"Year after year budget cuts at the state and national level have just chipped away at funding for mental health," he said. "We need to rethink what we're doing."
Former state Rep. Debra Maggart, R-Hendersonville, said the shooting should convince lawmakers to drop the issue. Maggart lost her seat last fall when the NRA backed her opponent in the Republican primary, punishment for her leadership role in holding up guns-in-trunks legislation in 2012.
She said the shooting in Connecticut should lead more lawmakers to take on the gun lobby.
"Here we have sweet, innocent 6-year-olds and 7-year-olds at Christmas," she said. "I never had anybody tell me they had to have that bill until the NRA spent all that money making it an issue."
But business was brisk for local gun shop owners on Monday, though most attributed the activity to normal holiday shopping.
"This is the busiest time of the year anyhow, but I haven't seen any increase over what's normal," said Glen King, the owner of Guns & Ammo Depot on Old Hickory Boulevard in Nashville.
He said he didn't think the shooting would inspire change.
"It's a very sad thing, but I don't see anything happening," he said. "Columbine was a big deal, but nothing ever happened after that."
Flo Hopkins, a co-owner at Shooter's Guns & Ammo on Murfreesboro Pike in Nashville, said her business is double or triple what it was this time last week. Many of the customers, she said, fear a renewed effort to scale back gun rights.
"They want to get their guns before Obama does something," she said.
Most Tennesseans appear to support guns-in-trunks legislation. A poll taken for Vanderbilt University before the shooting showed that 53 percent of Tennessee's registered voters support such legislation.
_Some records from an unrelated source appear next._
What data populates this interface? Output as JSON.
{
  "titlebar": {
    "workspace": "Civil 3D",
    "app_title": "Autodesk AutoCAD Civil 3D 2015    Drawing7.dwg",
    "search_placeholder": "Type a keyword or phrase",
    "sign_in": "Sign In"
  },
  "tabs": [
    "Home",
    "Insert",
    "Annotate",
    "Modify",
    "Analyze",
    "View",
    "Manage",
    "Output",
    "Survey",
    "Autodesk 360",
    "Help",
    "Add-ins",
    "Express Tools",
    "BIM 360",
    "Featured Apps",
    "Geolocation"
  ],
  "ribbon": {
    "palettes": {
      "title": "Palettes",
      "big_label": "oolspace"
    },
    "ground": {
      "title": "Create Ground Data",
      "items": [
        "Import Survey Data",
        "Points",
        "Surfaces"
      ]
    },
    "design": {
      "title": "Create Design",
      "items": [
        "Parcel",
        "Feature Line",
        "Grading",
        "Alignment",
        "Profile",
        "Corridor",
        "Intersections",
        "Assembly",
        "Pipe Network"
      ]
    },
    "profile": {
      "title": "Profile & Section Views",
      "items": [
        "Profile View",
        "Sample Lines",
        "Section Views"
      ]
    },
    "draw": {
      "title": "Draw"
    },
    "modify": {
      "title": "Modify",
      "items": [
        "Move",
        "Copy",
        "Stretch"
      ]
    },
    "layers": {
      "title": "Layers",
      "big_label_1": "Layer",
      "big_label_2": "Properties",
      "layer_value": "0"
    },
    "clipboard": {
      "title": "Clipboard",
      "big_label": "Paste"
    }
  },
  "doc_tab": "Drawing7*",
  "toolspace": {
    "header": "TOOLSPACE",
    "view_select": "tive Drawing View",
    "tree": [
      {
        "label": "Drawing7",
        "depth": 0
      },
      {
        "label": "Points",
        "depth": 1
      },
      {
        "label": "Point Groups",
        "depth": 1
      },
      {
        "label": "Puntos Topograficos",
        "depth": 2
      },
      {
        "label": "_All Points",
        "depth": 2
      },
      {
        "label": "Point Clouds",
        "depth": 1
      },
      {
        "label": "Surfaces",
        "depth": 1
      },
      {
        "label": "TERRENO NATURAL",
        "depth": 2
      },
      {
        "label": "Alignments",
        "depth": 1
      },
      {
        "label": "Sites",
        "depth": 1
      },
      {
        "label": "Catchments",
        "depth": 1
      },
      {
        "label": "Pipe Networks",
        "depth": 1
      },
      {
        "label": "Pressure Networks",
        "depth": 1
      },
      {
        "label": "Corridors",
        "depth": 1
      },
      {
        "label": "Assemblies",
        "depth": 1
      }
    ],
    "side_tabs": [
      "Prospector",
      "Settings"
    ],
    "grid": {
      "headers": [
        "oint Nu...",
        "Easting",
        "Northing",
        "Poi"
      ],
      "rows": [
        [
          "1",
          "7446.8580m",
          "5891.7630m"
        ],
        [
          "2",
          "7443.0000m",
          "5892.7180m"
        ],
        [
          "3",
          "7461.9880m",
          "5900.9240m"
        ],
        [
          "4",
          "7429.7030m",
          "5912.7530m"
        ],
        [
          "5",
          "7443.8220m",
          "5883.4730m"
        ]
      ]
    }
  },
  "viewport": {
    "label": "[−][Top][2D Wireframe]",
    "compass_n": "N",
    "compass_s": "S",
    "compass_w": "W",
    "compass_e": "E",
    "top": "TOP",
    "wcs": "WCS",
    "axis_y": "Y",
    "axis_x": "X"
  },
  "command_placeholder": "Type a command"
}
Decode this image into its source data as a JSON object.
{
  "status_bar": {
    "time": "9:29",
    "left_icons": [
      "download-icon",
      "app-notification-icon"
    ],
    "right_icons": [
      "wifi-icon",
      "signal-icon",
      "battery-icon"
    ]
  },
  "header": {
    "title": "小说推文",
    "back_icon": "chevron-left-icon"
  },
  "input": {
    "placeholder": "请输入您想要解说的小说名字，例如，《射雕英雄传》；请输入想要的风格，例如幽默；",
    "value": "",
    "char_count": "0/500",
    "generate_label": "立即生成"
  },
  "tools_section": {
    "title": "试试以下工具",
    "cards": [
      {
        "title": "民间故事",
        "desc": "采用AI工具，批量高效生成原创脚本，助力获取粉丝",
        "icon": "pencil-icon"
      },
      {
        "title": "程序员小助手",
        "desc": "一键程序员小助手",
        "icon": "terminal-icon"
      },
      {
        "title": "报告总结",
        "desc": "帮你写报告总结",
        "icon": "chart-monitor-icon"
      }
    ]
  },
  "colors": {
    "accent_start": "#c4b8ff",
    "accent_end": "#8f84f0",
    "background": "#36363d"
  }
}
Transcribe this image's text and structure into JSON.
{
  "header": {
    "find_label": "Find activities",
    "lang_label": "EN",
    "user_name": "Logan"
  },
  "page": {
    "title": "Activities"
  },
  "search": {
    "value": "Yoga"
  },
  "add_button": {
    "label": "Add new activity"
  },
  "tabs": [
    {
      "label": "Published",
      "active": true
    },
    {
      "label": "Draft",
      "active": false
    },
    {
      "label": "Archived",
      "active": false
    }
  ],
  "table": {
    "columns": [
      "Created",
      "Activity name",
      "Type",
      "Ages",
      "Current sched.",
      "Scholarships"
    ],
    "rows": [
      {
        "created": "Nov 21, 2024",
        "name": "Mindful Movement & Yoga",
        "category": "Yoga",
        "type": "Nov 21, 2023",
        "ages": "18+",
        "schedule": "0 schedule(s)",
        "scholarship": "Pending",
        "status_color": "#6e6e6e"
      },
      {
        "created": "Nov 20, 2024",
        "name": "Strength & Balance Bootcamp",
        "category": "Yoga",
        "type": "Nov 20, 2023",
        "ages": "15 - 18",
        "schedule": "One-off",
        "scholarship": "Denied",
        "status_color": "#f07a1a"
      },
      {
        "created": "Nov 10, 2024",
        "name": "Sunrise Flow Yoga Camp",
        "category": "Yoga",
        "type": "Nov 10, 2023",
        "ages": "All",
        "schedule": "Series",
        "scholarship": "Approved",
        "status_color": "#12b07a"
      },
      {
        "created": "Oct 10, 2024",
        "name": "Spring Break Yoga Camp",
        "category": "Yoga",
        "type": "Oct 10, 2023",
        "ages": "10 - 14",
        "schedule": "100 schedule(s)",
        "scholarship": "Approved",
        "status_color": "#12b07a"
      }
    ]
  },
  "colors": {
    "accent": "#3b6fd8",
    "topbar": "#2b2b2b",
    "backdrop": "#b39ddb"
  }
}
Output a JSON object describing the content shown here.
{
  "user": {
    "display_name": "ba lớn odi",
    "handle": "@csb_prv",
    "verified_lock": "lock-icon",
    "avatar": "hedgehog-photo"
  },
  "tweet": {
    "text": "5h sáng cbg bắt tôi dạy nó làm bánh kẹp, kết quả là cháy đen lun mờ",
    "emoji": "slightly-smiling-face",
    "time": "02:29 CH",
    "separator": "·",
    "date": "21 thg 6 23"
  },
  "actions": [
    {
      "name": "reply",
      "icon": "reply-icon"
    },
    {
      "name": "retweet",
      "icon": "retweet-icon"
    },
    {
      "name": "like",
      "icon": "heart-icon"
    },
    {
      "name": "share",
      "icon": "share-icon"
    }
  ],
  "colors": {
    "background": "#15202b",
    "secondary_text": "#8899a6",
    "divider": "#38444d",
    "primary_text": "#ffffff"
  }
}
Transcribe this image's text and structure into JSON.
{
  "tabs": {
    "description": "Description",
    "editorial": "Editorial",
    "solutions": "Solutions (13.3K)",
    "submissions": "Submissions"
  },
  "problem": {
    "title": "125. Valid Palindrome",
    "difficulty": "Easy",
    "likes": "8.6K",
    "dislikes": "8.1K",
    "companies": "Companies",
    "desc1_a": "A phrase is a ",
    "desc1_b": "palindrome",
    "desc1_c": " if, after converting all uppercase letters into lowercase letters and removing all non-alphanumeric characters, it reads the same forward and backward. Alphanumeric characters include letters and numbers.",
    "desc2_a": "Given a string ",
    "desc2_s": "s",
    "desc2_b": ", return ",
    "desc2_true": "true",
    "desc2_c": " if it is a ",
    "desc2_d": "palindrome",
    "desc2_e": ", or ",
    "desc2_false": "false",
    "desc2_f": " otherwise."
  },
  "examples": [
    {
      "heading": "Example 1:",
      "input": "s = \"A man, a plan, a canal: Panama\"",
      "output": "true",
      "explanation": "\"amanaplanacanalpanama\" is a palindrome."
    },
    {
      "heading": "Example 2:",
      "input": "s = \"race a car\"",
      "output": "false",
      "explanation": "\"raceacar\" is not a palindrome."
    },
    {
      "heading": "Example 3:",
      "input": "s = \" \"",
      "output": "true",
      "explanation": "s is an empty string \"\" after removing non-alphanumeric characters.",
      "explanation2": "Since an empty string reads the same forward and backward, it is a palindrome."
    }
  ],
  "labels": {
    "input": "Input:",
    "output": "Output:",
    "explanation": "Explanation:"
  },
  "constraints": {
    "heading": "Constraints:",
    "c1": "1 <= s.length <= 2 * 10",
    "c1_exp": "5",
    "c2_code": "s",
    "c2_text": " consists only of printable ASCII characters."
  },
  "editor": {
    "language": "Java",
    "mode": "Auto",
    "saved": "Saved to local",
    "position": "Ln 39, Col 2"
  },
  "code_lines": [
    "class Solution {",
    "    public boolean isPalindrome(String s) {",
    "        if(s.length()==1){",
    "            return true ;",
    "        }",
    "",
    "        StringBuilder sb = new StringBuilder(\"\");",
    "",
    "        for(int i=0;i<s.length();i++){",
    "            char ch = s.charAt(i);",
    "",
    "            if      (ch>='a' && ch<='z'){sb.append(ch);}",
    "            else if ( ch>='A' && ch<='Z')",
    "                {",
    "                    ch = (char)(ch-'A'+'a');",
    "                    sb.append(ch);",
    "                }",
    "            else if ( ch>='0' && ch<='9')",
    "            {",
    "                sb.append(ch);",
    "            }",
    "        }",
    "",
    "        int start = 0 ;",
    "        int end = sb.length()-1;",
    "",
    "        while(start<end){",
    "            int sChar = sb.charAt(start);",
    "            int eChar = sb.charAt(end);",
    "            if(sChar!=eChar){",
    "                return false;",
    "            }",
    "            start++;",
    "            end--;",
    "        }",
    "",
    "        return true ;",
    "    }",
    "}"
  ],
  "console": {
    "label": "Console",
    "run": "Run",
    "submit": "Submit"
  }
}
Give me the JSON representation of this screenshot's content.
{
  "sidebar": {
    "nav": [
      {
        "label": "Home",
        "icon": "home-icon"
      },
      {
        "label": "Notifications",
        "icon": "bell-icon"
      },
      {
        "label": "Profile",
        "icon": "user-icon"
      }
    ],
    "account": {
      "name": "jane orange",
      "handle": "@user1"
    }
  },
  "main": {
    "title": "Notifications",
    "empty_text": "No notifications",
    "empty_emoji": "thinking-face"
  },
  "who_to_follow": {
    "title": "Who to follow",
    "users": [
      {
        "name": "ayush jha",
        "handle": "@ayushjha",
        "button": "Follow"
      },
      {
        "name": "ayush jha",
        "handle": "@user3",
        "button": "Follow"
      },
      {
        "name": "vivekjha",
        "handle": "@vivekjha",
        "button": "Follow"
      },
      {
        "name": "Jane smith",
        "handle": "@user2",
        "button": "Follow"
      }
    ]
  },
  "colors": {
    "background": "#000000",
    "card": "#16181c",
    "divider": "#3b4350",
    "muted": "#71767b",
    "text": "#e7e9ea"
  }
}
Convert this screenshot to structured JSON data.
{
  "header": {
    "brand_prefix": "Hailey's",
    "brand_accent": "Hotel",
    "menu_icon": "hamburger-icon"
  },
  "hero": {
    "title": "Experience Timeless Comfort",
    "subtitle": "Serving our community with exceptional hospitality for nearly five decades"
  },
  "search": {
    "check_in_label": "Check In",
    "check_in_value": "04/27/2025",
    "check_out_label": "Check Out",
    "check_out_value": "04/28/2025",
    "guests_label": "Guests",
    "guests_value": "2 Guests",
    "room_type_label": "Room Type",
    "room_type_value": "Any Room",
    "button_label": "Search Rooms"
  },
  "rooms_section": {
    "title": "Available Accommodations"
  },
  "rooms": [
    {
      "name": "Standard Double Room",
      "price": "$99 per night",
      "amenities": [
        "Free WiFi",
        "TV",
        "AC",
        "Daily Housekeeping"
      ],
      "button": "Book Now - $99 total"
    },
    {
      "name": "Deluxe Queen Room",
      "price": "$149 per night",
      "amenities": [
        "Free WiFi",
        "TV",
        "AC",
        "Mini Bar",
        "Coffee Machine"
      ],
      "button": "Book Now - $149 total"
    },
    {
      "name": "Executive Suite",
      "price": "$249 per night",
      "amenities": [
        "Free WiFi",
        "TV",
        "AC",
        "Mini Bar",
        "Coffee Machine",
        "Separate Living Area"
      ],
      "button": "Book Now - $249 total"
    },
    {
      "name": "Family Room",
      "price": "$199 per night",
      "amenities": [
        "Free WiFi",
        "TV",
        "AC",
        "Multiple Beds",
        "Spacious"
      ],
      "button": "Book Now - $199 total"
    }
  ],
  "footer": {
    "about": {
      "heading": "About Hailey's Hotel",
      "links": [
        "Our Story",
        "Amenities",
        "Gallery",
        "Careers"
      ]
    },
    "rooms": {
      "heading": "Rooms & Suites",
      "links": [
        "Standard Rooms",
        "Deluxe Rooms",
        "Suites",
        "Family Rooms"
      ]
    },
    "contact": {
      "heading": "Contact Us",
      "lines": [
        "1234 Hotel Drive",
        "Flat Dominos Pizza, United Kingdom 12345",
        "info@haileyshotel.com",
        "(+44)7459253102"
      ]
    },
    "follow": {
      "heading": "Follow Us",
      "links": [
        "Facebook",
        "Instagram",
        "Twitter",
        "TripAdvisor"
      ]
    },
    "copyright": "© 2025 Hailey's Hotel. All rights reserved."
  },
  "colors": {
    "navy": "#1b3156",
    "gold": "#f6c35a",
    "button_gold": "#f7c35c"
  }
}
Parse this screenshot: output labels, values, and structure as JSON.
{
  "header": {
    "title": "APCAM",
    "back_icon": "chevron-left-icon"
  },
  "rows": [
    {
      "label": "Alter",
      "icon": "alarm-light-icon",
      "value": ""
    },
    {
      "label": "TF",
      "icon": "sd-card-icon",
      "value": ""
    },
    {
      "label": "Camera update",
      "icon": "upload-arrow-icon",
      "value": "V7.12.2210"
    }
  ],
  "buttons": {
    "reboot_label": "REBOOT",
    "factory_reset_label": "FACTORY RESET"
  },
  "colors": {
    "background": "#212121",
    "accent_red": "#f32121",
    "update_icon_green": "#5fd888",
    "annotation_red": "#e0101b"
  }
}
Forty-four percent said employers should not be required by the state to let employees keep guns in their vehicles.
"That's not the first horrific incident that we've had in America, and there's a recent poll in Tennessee that showed most people would be in favor of letting employees keep their weapons locked in cars on business property," Haslam added. "I don't know if this will change."
Haslam said his administration would hold a statewide conference in January on school safety in the wake of the Sandy Hook tragedy.
Guns in schools?
The shooting could also open up new topics for debate.
State Sen. Stacey Campfield, another sponsor of guns-in-trunks legislation, said he is working on a bill that would allow teachers to carry handguns into schools that are not already patrolled by armed police officers.
A bill that passed last week in Michigan could be a model. It lets people with handgun carry permits take their weapons into restricted zones if they receive additional training and certification.
But state Rep. Mike Turner, the House Democratic Caucus chairman, said the shooting might put the brakes on gun legislation.
"I don't agree with people that want to ban guns, but at the same time I've got a problem with wanting to arm all the teachers," he said. "Last year, cooler heads prevailed on the Republican side. There may be enough of us to stop it from happening."
Editor's note: A previous version of this story included a reference to Sen. Bob Corker being among legislatures willing to look at new gun laws. That was a mistake. The reference has been removed and we apologize for any confusion.
Senator Corker's Office released this statement:
"Like any parent, I am heartbroken about what has happened, and like other Tennesseans, I have the victims and families in my thoughts and prayers. Given such an unspeakable act of violence perpetrated on children, it's appropriate to talk about what we're doing to keep our communities safe, recognizing the issues involved are complex, especially when it comes to identifying and acting upon the warning signs that always seem to precede these incidents. Undoubtedly, every contributing factor will be examined."